City News Service 

The city of Los Angeles’ Office of Wage Standards has collected more than $250,000 in restitution since last July for workers who were paid below the city’s minimum wage, the head of the Bureau of Contract Administration said Tuesday.


The City Council created the Office of Wage Standards within the Bureau of Contract Administration of the Department of Public Works in 2015 to help enforce the city's plan to increase the minimum wage to $15 by 2020.


The first increase kicked in on July 1 of last year for employers with 26 or more workers, bringing the hourly rate from $10, which is the state's minimum wage, to $10.50.


John Reamer, director of the Bureau of Contract Administration, told the City Council about the work of the Office of Wage Standards while speaking about the De­partment of Public Works' annual report.


The report was for fiscal year 2015-16, so it did not cover the new minimum wage law and the Office of Wage Standards, but Reamer included the information on this year's minimum wage enforcement effort during his verbal presentation.


According to the UCLA Labor Center, L.A. workers lose $26.6 million each week from wage theft through labor violations committed by their employers. Wage theft could include workers not getting paid overtime, getting misclassified as independent contractors and being paid lower than the minimum wage.


For fiscal year 2015-16, the Office of Wage Standards had five employees, but the staff increased this fiscal year and is currently at 19.


A UC Berkeley study in 2015 found that L.A. would need 25 investigators to reach an average of one investigator per 20,000 low-wage workers similar to the standard in San Francisco, which has the state’s oldest minimum wage law.


Councilman Paul Koretz asked Reamer if he felt the current staffing levels were sufficient.


“The optimum number, it's hard to say,” Reamer responded.


Reamer added that small businesses that have 26 employees or fewer will be subject to the minimum wage increase starting in July. He said the change will likely lead to a higher workload for the office and he will monitor closely to see if additional resources are needed.


Kimberly Fitzpatrick, division manager for the Office of Wage Standards, told City News Service there is money in the budget for seven additional positions for the upcoming fiscal year in the unallocated balance.

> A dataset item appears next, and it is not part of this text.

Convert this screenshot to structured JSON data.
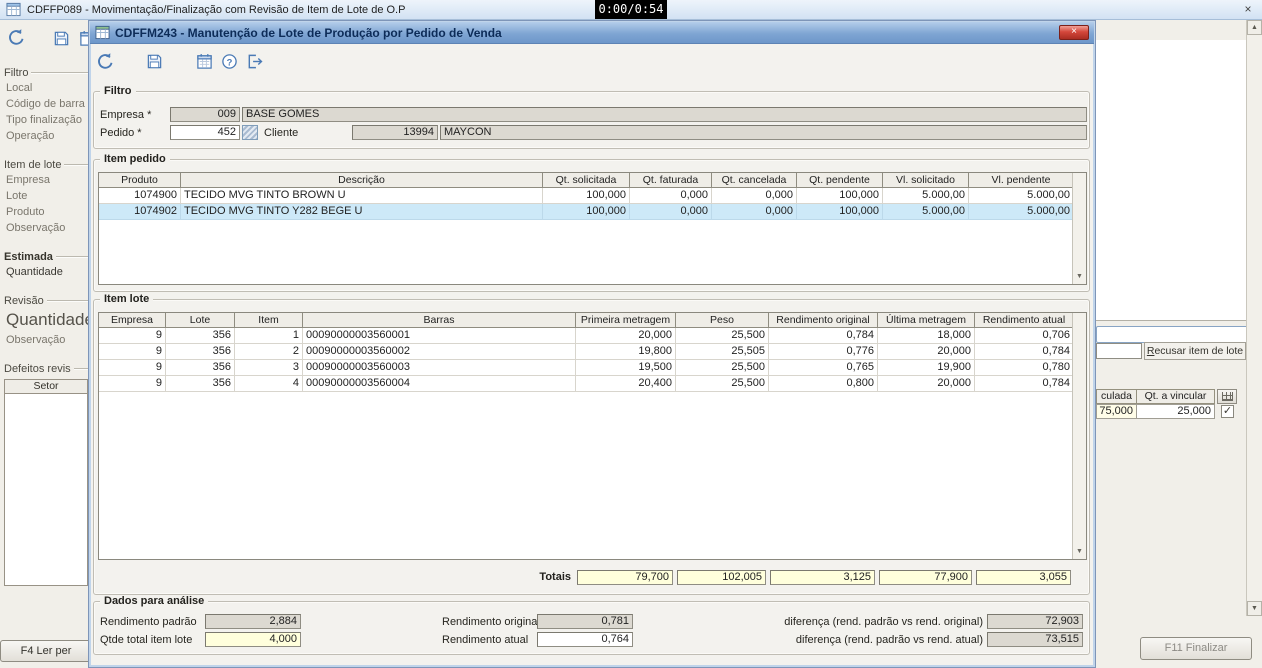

“If the workload materializes, they have earmarked money... The way it would work is, if the workload requires it, we would then go back to the council and request those positions,” she said.

Category: Business